As you can see, each 529 plan type has its pluses and minuses. Whether a prepaid tuition plan or a savings plan is better depends on your situation and goals. If you’d like help choosing, please contact us.

© 2016

Documentation is the Key to Business Expense Deductions

Documentation is the Key to Business Expense Deductions

If you have incomplete or missing records and get audited by the IRS, your business will likely lose out on valuable deductions. Here are two recent U.S. Tax Court cases that help illustrate the rules for documenting deductions.

Case 1: Insufficient records

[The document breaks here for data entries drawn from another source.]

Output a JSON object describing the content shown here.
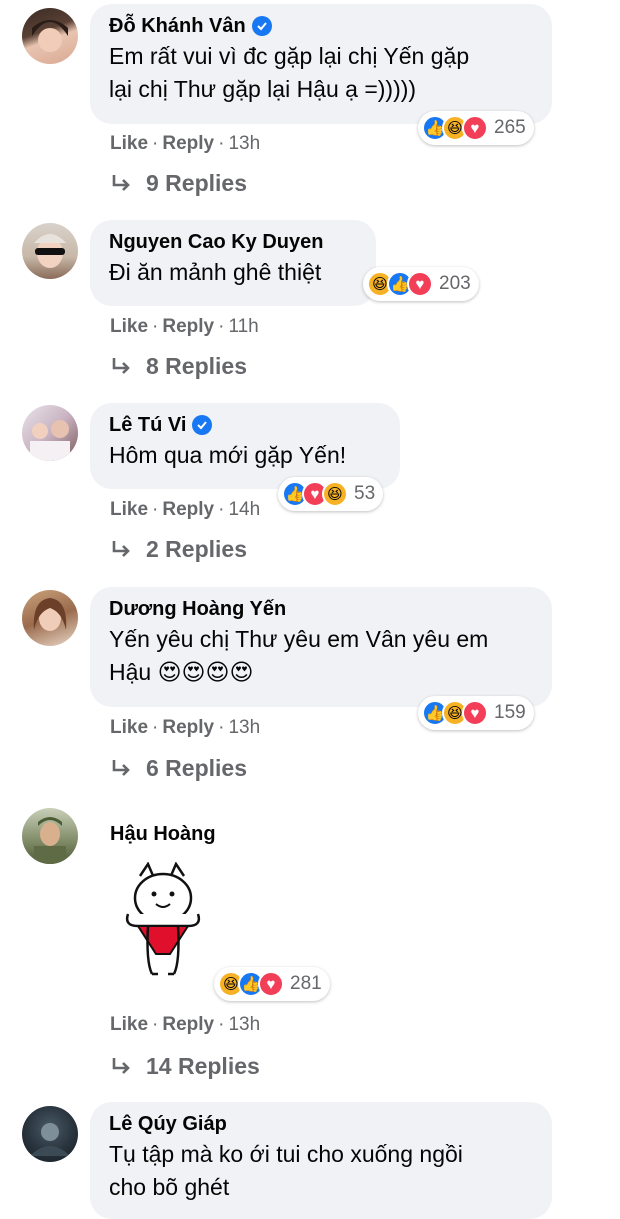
{
  "action_like": "Like",
  "action_reply": "Reply",
  "separator": "·",
  "comments": [
    {
      "author": "Đỗ Khánh Vân",
      "verified": true,
      "text_lines": [
        "Em rất vui vì đc gặp lại chị Yến gặp",
        "lại chị Thư gặp lại Hậu ạ =)))))"
      ],
      "reactions": [
        "like-icon",
        "haha-icon",
        "love-icon"
      ],
      "reaction_count": "265",
      "time": "13h",
      "replies": "9 Replies"
    },
    {
      "author": "Nguyen Cao Ky Duyen",
      "verified": false,
      "text_lines": [
        "Đi ăn mảnh ghê thiệt"
      ],
      "reactions": [
        "haha-icon",
        "like-icon",
        "love-icon"
      ],
      "reaction_count": "203",
      "time": "11h",
      "replies": "8 Replies"
    },
    {
      "author": "Lê Tú Vi",
      "verified": true,
      "text_lines": [
        "Hôm qua mới gặp Yến!"
      ],
      "reactions": [
        "like-icon",
        "love-icon",
        "haha-icon"
      ],
      "reaction_count": "53",
      "time": "14h",
      "replies": "2 Replies"
    },
    {
      "author": "Dương Hoàng Yến",
      "verified": false,
      "text_lines": [
        "Yến yêu chị Thư yêu em Vân yêu em",
        "Hậu 😍😍😍😍"
      ],
      "reactions": [
        "like-icon",
        "haha-icon",
        "love-icon"
      ],
      "reaction_count": "159",
      "time": "13h",
      "replies": "6 Replies"
    },
    {
      "author": "Hậu Hoàng",
      "verified": false,
      "sticker": "bunny-sticker",
      "reactions": [
        "haha-icon",
        "like-icon",
        "love-icon"
      ],
      "reaction_count": "281",
      "time": "13h",
      "replies": "14 Replies"
    },
    {
      "author": "Lê Qúy Giáp",
      "verified": false,
      "text_lines": [
        "Tụ tập mà ko ới tui cho xuống ngồi",
        "cho bõ ghét"
      ]
    }
  ]
}
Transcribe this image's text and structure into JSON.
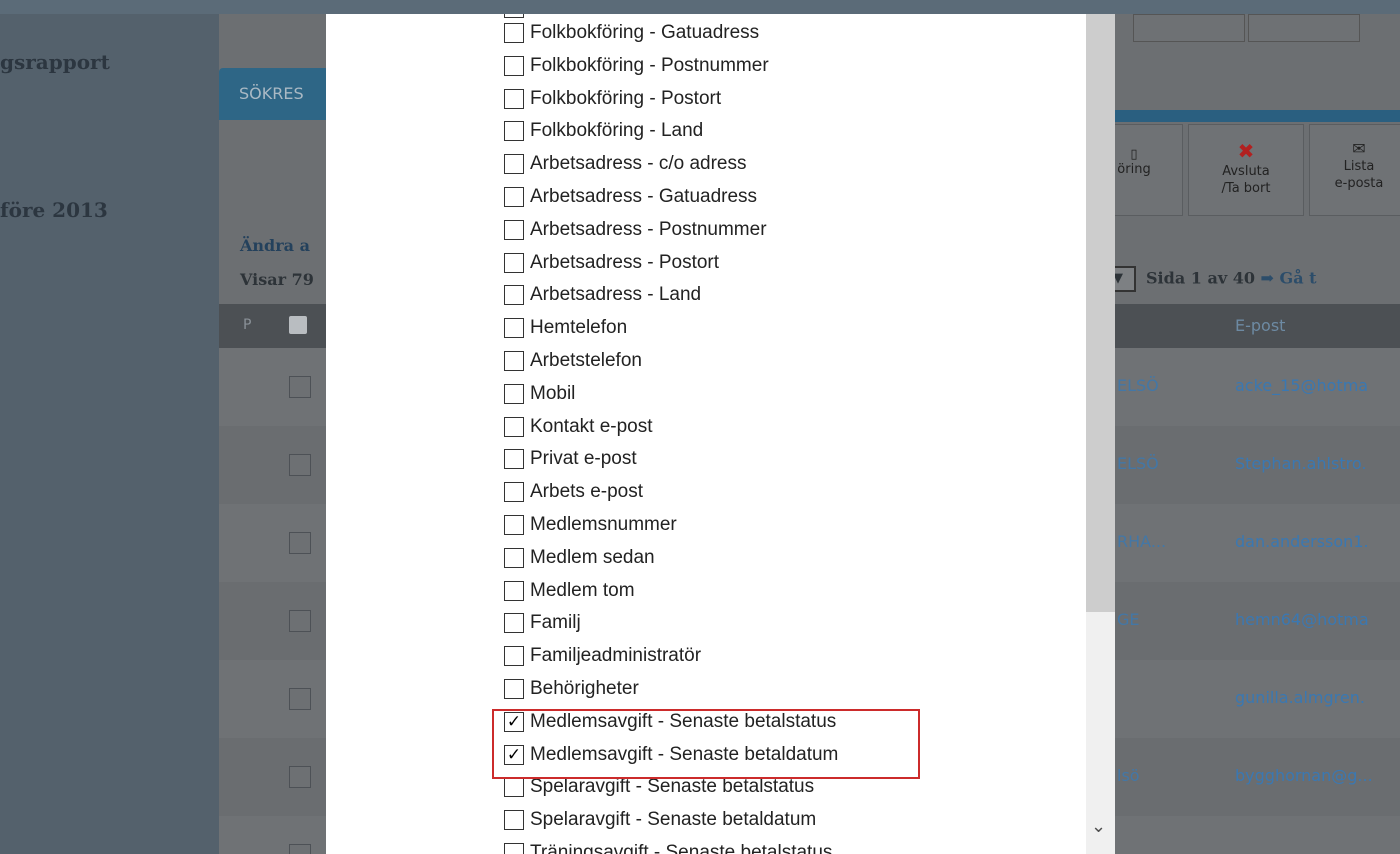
{
  "sidebar": {
    "links": [
      "gsrapport",
      "före 2013",
      "Ändra a"
    ]
  },
  "tab": {
    "label": "SÖKRES"
  },
  "list_header": {
    "visar": "Visar 79",
    "p_label": "P",
    "email_col": "E-post"
  },
  "toolbar": {
    "buttons": [
      {
        "label": "öring"
      },
      {
        "label": "Avsluta\n/Ta bort"
      },
      {
        "label": "Lista\ne-posta"
      }
    ]
  },
  "paging": {
    "text": "Sida 1 av 40",
    "go": "Gå t"
  },
  "rows": [
    {
      "club": "ELSÖ",
      "email": "acke_15@hotma"
    },
    {
      "club": "ELSÖ",
      "email": "Stephan.ahlstro."
    },
    {
      "club": "RHA...",
      "email": "dan.andersson1."
    },
    {
      "club": "GE",
      "email": "hemn64@hotma"
    },
    {
      "club": "",
      "email": "gunilla.almgren."
    },
    {
      "club": "lsö",
      "email": "bygghornan@g..."
    }
  ],
  "modal": {
    "options": [
      {
        "label": "Folkbokföring - Gatuadress",
        "checked": false
      },
      {
        "label": "Folkbokföring - Postnummer",
        "checked": false
      },
      {
        "label": "Folkbokföring - Postort",
        "checked": false
      },
      {
        "label": "Folkbokföring - Land",
        "checked": false
      },
      {
        "label": "Arbetsadress - c/o adress",
        "checked": false
      },
      {
        "label": "Arbetsadress - Gatuadress",
        "checked": false
      },
      {
        "label": "Arbetsadress - Postnummer",
        "checked": false
      },
      {
        "label": "Arbetsadress - Postort",
        "checked": false
      },
      {
        "label": "Arbetsadress - Land",
        "checked": false
      },
      {
        "label": "Hemtelefon",
        "checked": false
      },
      {
        "label": "Arbetstelefon",
        "checked": false
      },
      {
        "label": "Mobil",
        "checked": false
      },
      {
        "label": "Kontakt e-post",
        "checked": false
      },
      {
        "label": "Privat e-post",
        "checked": false
      },
      {
        "label": "Arbets e-post",
        "checked": false
      },
      {
        "label": "Medlemsnummer",
        "checked": false
      },
      {
        "label": "Medlem sedan",
        "checked": false
      },
      {
        "label": "Medlem tom",
        "checked": false
      },
      {
        "label": "Familj",
        "checked": false
      },
      {
        "label": "Familjeadministratör",
        "checked": false
      },
      {
        "label": "Behörigheter",
        "checked": false
      },
      {
        "label": "Medlemsavgift - Senaste betalstatus",
        "checked": true
      },
      {
        "label": "Medlemsavgift - Senaste betaldatum",
        "checked": true
      },
      {
        "label": "Spelaravgift - Senaste betalstatus",
        "checked": false
      },
      {
        "label": "Spelaravgift - Senaste betaldatum",
        "checked": false
      },
      {
        "label": "Träningsavgift - Senaste betalstatus",
        "checked": false
      }
    ]
  },
  "colors": {
    "highlight": "#cc2b2b",
    "tab": "#2e6686",
    "link": "#3a78b2"
  }
}
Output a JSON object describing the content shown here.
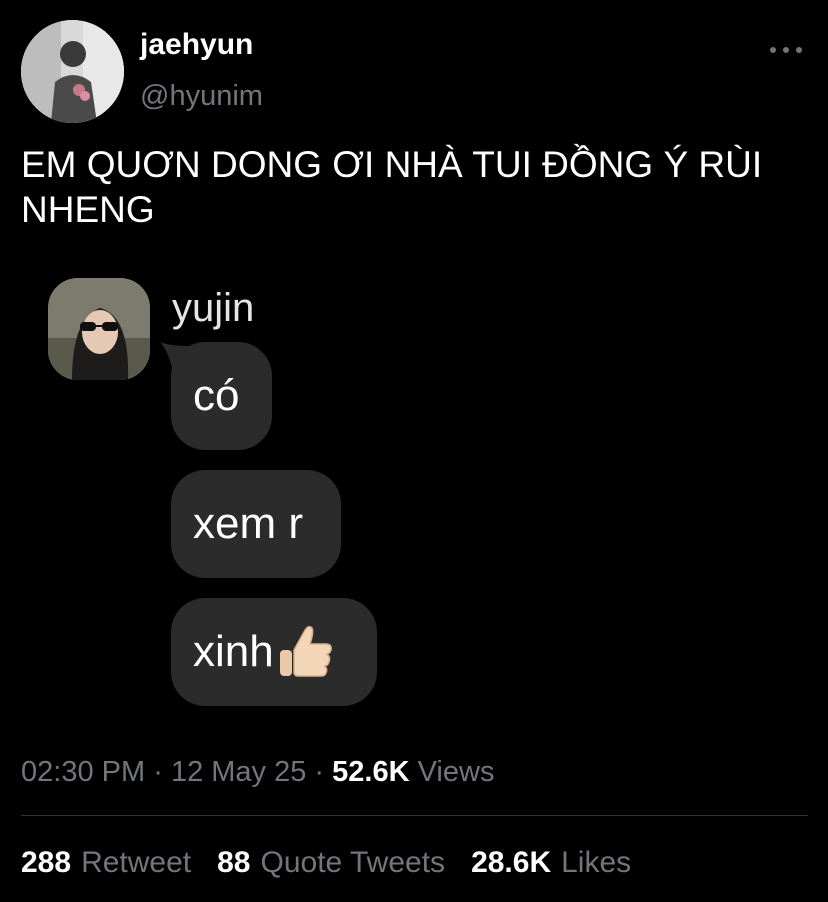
{
  "tweet": {
    "author": {
      "display_name": "jaehyun",
      "handle": "@hyunim",
      "avatar": "profile-photo-icon"
    },
    "more_icon": "more-horizontal-icon",
    "text": "EM QUƠN DONG ƠI NHÀ TUI ĐỒNG Ý RÙI\nNHENG",
    "attachment": {
      "chat_contact_name": "yujin",
      "chat_avatar": "contact-photo-icon",
      "messages": [
        "có",
        "xem r",
        "xinh"
      ],
      "emoji": "thumbs-up-icon"
    },
    "meta": {
      "time": "02:30 PM",
      "separator": "·",
      "date": "12 May 25",
      "views_count": "52.6K",
      "views_label": "Views"
    },
    "stats": {
      "retweets": {
        "count": "288",
        "label": "Retweet"
      },
      "quotes": {
        "count": "88",
        "label": "Quote Tweets"
      },
      "likes": {
        "count": "28.6K",
        "label": "Likes"
      }
    }
  },
  "colors": {
    "background": "#000000",
    "primary_text": "#ffffff",
    "secondary_text": "#71767b",
    "bubble": "#2b2b2b",
    "divider": "#2f3336"
  }
}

In the first case, the court found that a taxpayer with a consulting business provided no proof to substantiate more than $52,000 in advertising expenses and $12,000 in travel expenses for the two years in question.

The business owner said the travel expenses were incurred ”caring for his business.“ That isn’t enough. ”The taxpayer bears the burden of proving that claimed business expenses were actually incurred and were ordinary and necessary,“ the court stated. In addition, businesses must keep and produce ”records sufficient to enable the IRS to determine the correct tax liability.“ (TC Memo 2016-158)

Case 2: Documents destroyed

In another case, a taxpayer was denied many of the deductions claimed for his company. He traveled frequently for the business, which developed machine parts. In addition to travel, meals and entertainment, he also claimed printing and consulting deductions.

The taxpayer recorded expenses in a spiral notebook and day planner and kept his records in a leased storage unit. While on a business trip to China, his documents were destroyed after the city where the storage unit was located acquired it by eminent domain.

There’s a way for taxpayers to claim expenses if substantiating documents are lost through circumstances beyond their control (for example, in a fire or flood). However, the court noted that a taxpayer still has to ”undertake a ‘reasonable reconstruction,’ which includes substantiation through secondary evidence.“

The court allowed 40% of the taxpayer’s travel, meals and entertainment expenses, but denied the remainder as well as the consulting and printing expenses. The reason? The taxpayer didn’t reconstruct those expenses through third-party sources or testimony from individuals whom he’d paid. (TC Memo 2016-135)

Be prepared

Keep detailed, accurate records to protect your business deductions. Record details about expenses as soon as possible after they’re incurred (for example, the date, place, business purpose, etc.). Keep more than just proof of payment. Also keep other documents, such as receipts, credit card slips and invoices. If you’re unsure of what you need, check with us.

© 2016

CMS: Pick Your Pace for MACRA 2017 Reporting

CMS: Pick Your Pace for MACRA 2017 Reporting

In responding to concerns regarding the upcoming new reimbursement platform for Medicare as defined by MACRA, CMS has released alternative reporting options for the first year of the payment program. CMS announced that the new program allows physicians to set the pace of their participation. As Helio.com reports, the announcement has been met with praise from the American College of Physicians and the American Academy of Family Physicians.

Even with the flexibility of the first year options, practices should not let their foot off the pedal and continue their efforts in reporting the elements through the existing programs. Read the full article on Helio.com.

 

Nicole McOmber is a Healthcare CPA and Senior Manager in the Eugene office of Jones & Roth CPAs and Business AdvisorsNicole McOmber, CPA is a Healthcare CPA and the leader of the Jones & Roth Healthcare Team. She specializes in practice management, advisory services, and tax & accounting services for medical practices and clinics across Oregon & Southwest Washington.